Could you please repeat all of the entries exactly as written?
╭─ Working data
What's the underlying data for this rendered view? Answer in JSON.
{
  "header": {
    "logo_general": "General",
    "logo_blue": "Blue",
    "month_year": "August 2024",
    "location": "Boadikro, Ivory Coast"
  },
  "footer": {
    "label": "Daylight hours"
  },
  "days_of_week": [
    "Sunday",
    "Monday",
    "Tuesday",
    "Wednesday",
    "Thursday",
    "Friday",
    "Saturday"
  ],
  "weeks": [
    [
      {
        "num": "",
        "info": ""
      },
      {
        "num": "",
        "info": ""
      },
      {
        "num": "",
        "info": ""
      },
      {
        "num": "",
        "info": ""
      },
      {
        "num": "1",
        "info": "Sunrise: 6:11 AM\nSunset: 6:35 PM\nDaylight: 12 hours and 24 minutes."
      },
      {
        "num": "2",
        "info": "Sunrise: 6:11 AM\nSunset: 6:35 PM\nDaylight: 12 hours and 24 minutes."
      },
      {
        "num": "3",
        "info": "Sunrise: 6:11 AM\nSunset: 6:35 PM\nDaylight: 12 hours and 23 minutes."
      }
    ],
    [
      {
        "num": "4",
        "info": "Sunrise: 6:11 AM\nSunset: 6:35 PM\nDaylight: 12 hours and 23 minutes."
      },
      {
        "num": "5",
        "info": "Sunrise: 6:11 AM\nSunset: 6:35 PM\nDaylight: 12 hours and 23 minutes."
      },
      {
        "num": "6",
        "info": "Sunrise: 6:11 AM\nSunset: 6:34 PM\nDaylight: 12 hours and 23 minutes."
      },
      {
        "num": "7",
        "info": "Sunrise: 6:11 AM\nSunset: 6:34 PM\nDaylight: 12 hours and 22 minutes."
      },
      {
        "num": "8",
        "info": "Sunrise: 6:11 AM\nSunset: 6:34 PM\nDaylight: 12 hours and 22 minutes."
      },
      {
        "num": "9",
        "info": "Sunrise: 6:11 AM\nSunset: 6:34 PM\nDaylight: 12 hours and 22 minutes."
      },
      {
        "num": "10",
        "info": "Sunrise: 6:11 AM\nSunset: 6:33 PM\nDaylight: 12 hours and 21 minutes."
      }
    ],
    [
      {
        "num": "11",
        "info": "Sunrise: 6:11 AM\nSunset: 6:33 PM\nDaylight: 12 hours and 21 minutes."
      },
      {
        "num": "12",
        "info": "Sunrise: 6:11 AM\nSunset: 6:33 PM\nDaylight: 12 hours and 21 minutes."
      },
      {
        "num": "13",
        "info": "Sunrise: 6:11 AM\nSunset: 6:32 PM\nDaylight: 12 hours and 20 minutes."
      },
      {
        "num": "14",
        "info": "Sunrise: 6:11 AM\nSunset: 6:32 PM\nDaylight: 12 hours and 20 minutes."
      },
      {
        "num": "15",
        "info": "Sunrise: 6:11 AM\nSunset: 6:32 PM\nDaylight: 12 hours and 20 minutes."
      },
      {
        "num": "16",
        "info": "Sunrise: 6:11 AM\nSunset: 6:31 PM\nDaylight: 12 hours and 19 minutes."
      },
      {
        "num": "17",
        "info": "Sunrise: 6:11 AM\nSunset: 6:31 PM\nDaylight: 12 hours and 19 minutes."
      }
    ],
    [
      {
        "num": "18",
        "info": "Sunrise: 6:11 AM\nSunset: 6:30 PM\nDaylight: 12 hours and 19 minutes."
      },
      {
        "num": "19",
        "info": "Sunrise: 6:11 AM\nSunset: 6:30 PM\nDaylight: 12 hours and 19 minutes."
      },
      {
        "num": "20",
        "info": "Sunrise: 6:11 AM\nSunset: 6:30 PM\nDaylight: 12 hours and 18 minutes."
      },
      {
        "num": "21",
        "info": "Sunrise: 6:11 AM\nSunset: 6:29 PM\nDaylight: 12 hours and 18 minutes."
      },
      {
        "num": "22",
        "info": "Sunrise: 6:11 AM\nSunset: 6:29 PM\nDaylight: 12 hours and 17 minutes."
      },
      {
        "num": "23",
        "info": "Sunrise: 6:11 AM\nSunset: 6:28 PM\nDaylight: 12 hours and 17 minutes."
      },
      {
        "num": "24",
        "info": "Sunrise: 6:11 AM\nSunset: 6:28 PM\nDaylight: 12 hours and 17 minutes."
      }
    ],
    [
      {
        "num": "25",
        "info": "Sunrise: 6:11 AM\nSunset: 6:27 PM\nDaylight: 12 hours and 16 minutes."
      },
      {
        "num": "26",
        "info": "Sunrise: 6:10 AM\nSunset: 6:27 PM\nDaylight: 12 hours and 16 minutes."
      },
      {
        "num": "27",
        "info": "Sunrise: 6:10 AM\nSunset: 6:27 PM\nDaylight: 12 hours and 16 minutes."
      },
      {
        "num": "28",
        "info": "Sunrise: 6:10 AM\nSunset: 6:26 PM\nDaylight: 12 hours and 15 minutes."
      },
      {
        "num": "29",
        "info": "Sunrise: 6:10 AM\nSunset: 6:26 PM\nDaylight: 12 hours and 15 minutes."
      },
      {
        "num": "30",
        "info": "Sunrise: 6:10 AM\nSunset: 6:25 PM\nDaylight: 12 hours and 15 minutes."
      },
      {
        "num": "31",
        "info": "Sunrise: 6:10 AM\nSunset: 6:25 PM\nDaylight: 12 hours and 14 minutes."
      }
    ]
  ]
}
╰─
Answer to this task ::
What's the underlying data for this rendered view? Answer in JSON.
{
  "header": {
    "logo_general": "General",
    "logo_blue": "Blue",
    "month_year": "August 2024",
    "location": "Boadikro, Ivory Coast"
  },
  "footer": {
    "label": "Daylight hours"
  },
  "days_of_week": [
    "Sunday",
    "Monday",
    "Tuesday",
    "Wednesday",
    "Thursday",
    "Friday",
    "Saturday"
  ],
  "weeks": [
    [
      {
        "num": "",
        "info": ""
      },
      {
        "num": "",
        "info": ""
      },
      {
        "num": "",
        "info": ""
      },
      {
        "num": "",
        "info": ""
      },
      {
        "num": "1",
        "info": "Sunrise: 6:11 AM\nSunset: 6:35 PM\nDaylight: 12 hours and 24 minutes."
      },
      {
        "num": "2",
        "info": "Sunrise: 6:11 AM\nSunset: 6:35 PM\nDaylight: 12 hours and 24 minutes."
      },
      {
        "num": "3",
        "info": "Sunrise: 6:11 AM\nSunset: 6:35 PM\nDaylight: 12 hours and 23 minutes."
      }
    ],
    [
      {
        "num": "4",
        "info": "Sunrise: 6:11 AM\nSunset: 6:35 PM\nDaylight: 12 hours and 23 minutes."
      },
      {
        "num": "5",
        "info": "Sunrise: 6:11 AM\nSunset: 6:35 PM\nDaylight: 12 hours and 23 minutes."
      },
      {
        "num": "6",
        "info": "Sunrise: 6:11 AM\nSunset: 6:34 PM\nDaylight: 12 hours and 23 minutes."
      },
      {
        "num": "7",
        "info": "Sunrise: 6:11 AM\nSunset: 6:34 PM\nDaylight: 12 hours and 22 minutes."
      },
      {
        "num": "8",
        "info": "Sunrise: 6:11 AM\nSunset: 6:34 PM\nDaylight: 12 hours and 22 minutes."
      },
      {
        "num": "9",
        "info": "Sunrise: 6:11 AM\nSunset: 6:34 PM\nDaylight: 12 hours and 22 minutes."
      },
      {
        "num": "10",
        "info": "Sunrise: 6:11 AM\nSunset: 6:33 PM\nDaylight: 12 hours and 21 minutes."
      }
    ],
    [
      {
        "num": "11",
        "info": "Sunrise: 6:11 AM\nSunset: 6:33 PM\nDaylight: 12 hours and 21 minutes."
      },
      {
        "num": "12",
        "info": "Sunrise: 6:11 AM\nSunset: 6:33 PM\nDaylight: 12 hours and 21 minutes."
      },
      {
        "num": "13",
        "info": "Sunrise: 6:11 AM\nSunset: 6:32 PM\nDaylight: 12 hours and 20 minutes."
      },
      {
        "num": "14",
        "info": "Sunrise: 6:11 AM\nSunset: 6:32 PM\nDaylight: 12 hours and 20 minutes."
      },
      {
        "num": "15",
        "info": "Sunrise: 6:11 AM\nSunset: 6:32 PM\nDaylight: 12 hours and 20 minutes."
      },
      {
        "num": "16",
        "info": "Sunrise: 6:11 AM\nSunset: 6:31 PM\nDaylight: 12 hours and 19 minutes."
      },
      {
        "num": "17",
        "info": "Sunrise: 6:11 AM\nSunset: 6:31 PM\nDaylight: 12 hours and 19 minutes."
      }
    ],
    [
      {
        "num": "18",
        "info": "Sunrise: 6:11 AM\nSunset: 6:30 PM\nDaylight: 12 hours and 19 minutes."
      },
      {
        "num": "19",
        "info": "Sunrise: 6:11 AM\nSunset: 6:30 PM\nDaylight: 12 hours and 19 minutes."
      },
      {
        "num": "20",
        "info": "Sunrise: 6:11 AM\nSunset: 6:30 PM\nDaylight: 12 hours and 18 minutes."
      },
      {
        "num": "21",
        "info": "Sunrise: 6:11 AM\nSunset: 6:29 PM\nDaylight: 12 hours and 18 minutes."
      },
      {
        "num": "22",
        "info": "Sunrise: 6:11 AM\nSunset: 6:29 PM\nDaylight: 12 hours and 17 minutes."
      },
      {
        "num": "23",
        "info": "Sunrise: 6:11 AM\nSunset: 6:28 PM\nDaylight: 12 hours and 17 minutes."
      },
      {
        "num": "24",
        "info": "Sunrise: 6:11 AM\nSunset: 6:28 PM\nDaylight: 12 hours and 17 minutes."
      }
    ],
    [
      {
        "num": "25",
        "info": "Sunrise: 6:11 AM\nSunset: 6:27 PM\nDaylight: 12 hours and 16 minutes."
      },
      {
        "num": "26",
        "info": "Sunrise: 6:10 AM\nSunset: 6:27 PM\nDaylight: 12 hours and 16 minutes."
      },
      {
        "num": "27",
        "info": "Sunrise: 6:10 AM\nSunset: 6:27 PM\nDaylight: 12 hours and 16 minutes."
      },
      {
        "num": "28",
        "info": "Sunrise: 6:10 AM\nSunset: 6:26 PM\nDaylight: 12 hours and 15 minutes."
      },
      {
        "num": "29",
        "info": "Sunrise: 6:10 AM\nSunset: 6:26 PM\nDaylight: 12 hours and 15 minutes."
      },
      {
        "num": "30",
        "info": "Sunrise: 6:10 AM\nSunset: 6:25 PM\nDaylight: 12 hours and 15 minutes."
      },
      {
        "num": "31",
        "info": "Sunrise: 6:10 AM\nSunset: 6:25 PM\nDaylight: 12 hours and 14 minutes."
      }
    ]
  ]
}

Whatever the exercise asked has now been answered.